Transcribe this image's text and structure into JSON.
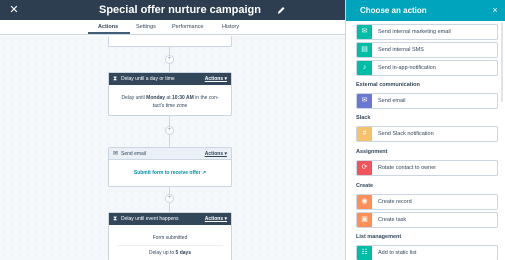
{
  "header": {
    "title": "Special offer nurture campaign",
    "close_icon": "close-icon",
    "edit_icon": "pencil-icon"
  },
  "tabs": [
    {
      "label": "Actions",
      "active": true
    },
    {
      "label": "Settings",
      "active": false
    },
    {
      "label": "Performance",
      "active": false
    },
    {
      "label": "History",
      "active": false
    }
  ],
  "workflow": {
    "delay_card": {
      "title": "Delay until a day or time",
      "actions": "Actions ▾",
      "line1_pre": "Delay until ",
      "line1_bold": "Monday",
      "line1_mid": " at ",
      "line1_bold2": "10:30 AM",
      "line1_post": " in the con-",
      "line2": "tact's time zone"
    },
    "email_card": {
      "title": "Send email",
      "actions": "Actions ▾",
      "link": "Submit form to receive offer"
    },
    "event_card": {
      "title": "Delay until event happens",
      "actions": "Actions ▾",
      "line1": "Form submitted",
      "line2_pre": "Delay up to ",
      "line2_bold": "5 days"
    }
  },
  "panel": {
    "title": "Choose an action",
    "close": "×",
    "items_top": [
      {
        "label": "Send internal marketing email",
        "color": "#00bda5",
        "icon": "mail-icon"
      },
      {
        "label": "Send internal SMS",
        "color": "#00bda5",
        "icon": "sms-icon"
      },
      {
        "label": "Send in-app-notification",
        "color": "#00bda5",
        "icon": "bell-icon"
      }
    ],
    "sections": [
      {
        "title": "External communication",
        "items": [
          {
            "label": "Send email",
            "color": "#6a78d1",
            "icon": "mail-icon"
          }
        ]
      },
      {
        "title": "Slack",
        "items": [
          {
            "label": "Send Slack notification",
            "color": "#f5c26b",
            "icon": "slack-icon"
          }
        ]
      },
      {
        "title": "Assignment",
        "items": [
          {
            "label": "Rotate contact to owner",
            "color": "#f2545b",
            "icon": "rotate-icon"
          }
        ]
      },
      {
        "title": "Create",
        "items": [
          {
            "label": "Create record",
            "color": "#ff8f59",
            "icon": "record-icon"
          },
          {
            "label": "Create task",
            "color": "#ff8f59",
            "icon": "task-icon"
          }
        ]
      },
      {
        "title": "List management",
        "items": [
          {
            "label": "Add to static list",
            "color": "#00bda5",
            "icon": "list-icon"
          }
        ]
      }
    ]
  }
}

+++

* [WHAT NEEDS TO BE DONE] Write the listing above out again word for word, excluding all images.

* [RESPONSE TO THIS EXERCISE]
Transcribe this image's text and structure into JSON.
{
  "header": {
    "title": "Special offer nurture campaign",
    "close_icon": "close-icon",
    "edit_icon": "pencil-icon"
  },
  "tabs": [
    {
      "label": "Actions",
      "active": true
    },
    {
      "label": "Settings",
      "active": false
    },
    {
      "label": "Performance",
      "active": false
    },
    {
      "label": "History",
      "active": false
    }
  ],
  "workflow": {
    "delay_card": {
      "title": "Delay until a day or time",
      "actions": "Actions ▾",
      "line1_pre": "Delay until ",
      "line1_bold": "Monday",
      "line1_mid": " at ",
      "line1_bold2": "10:30 AM",
      "line1_post": " in the con-",
      "line2": "tact's time zone"
    },
    "email_card": {
      "title": "Send email",
      "actions": "Actions ▾",
      "link": "Submit form to receive offer"
    },
    "event_card": {
      "title": "Delay until event happens",
      "actions": "Actions ▾",
      "line1": "Form submitted",
      "line2_pre": "Delay up to ",
      "line2_bold": "5 days"
    }
  },
  "panel": {
    "title": "Choose an action",
    "close": "×",
    "items_top": [
      {
        "label": "Send internal marketing email",
        "color": "#00bda5",
        "icon": "mail-icon"
      },
      {
        "label": "Send internal SMS",
        "color": "#00bda5",
        "icon": "sms-icon"
      },
      {
        "label": "Send in-app-notification",
        "color": "#00bda5",
        "icon": "bell-icon"
      }
    ],
    "sections": [
      {
        "title": "External communication",
        "items": [
          {
            "label": "Send email",
            "color": "#6a78d1",
            "icon": "mail-icon"
          }
        ]
      },
      {
        "title": "Slack",
        "items": [
          {
            "label": "Send Slack notification",
            "color": "#f5c26b",
            "icon": "slack-icon"
          }
        ]
      },
      {
        "title": "Assignment",
        "items": [
          {
            "label": "Rotate contact to owner",
            "color": "#f2545b",
            "icon": "rotate-icon"
          }
        ]
      },
      {
        "title": "Create",
        "items": [
          {
            "label": "Create record",
            "color": "#ff8f59",
            "icon": "record-icon"
          },
          {
            "label": "Create task",
            "color": "#ff8f59",
            "icon": "task-icon"
          }
        ]
      },
      {
        "title": "List management",
        "items": [
          {
            "label": "Add to static list",
            "color": "#00bda5",
            "icon": "list-icon"
          }
        ]
      }
    ]
  }
}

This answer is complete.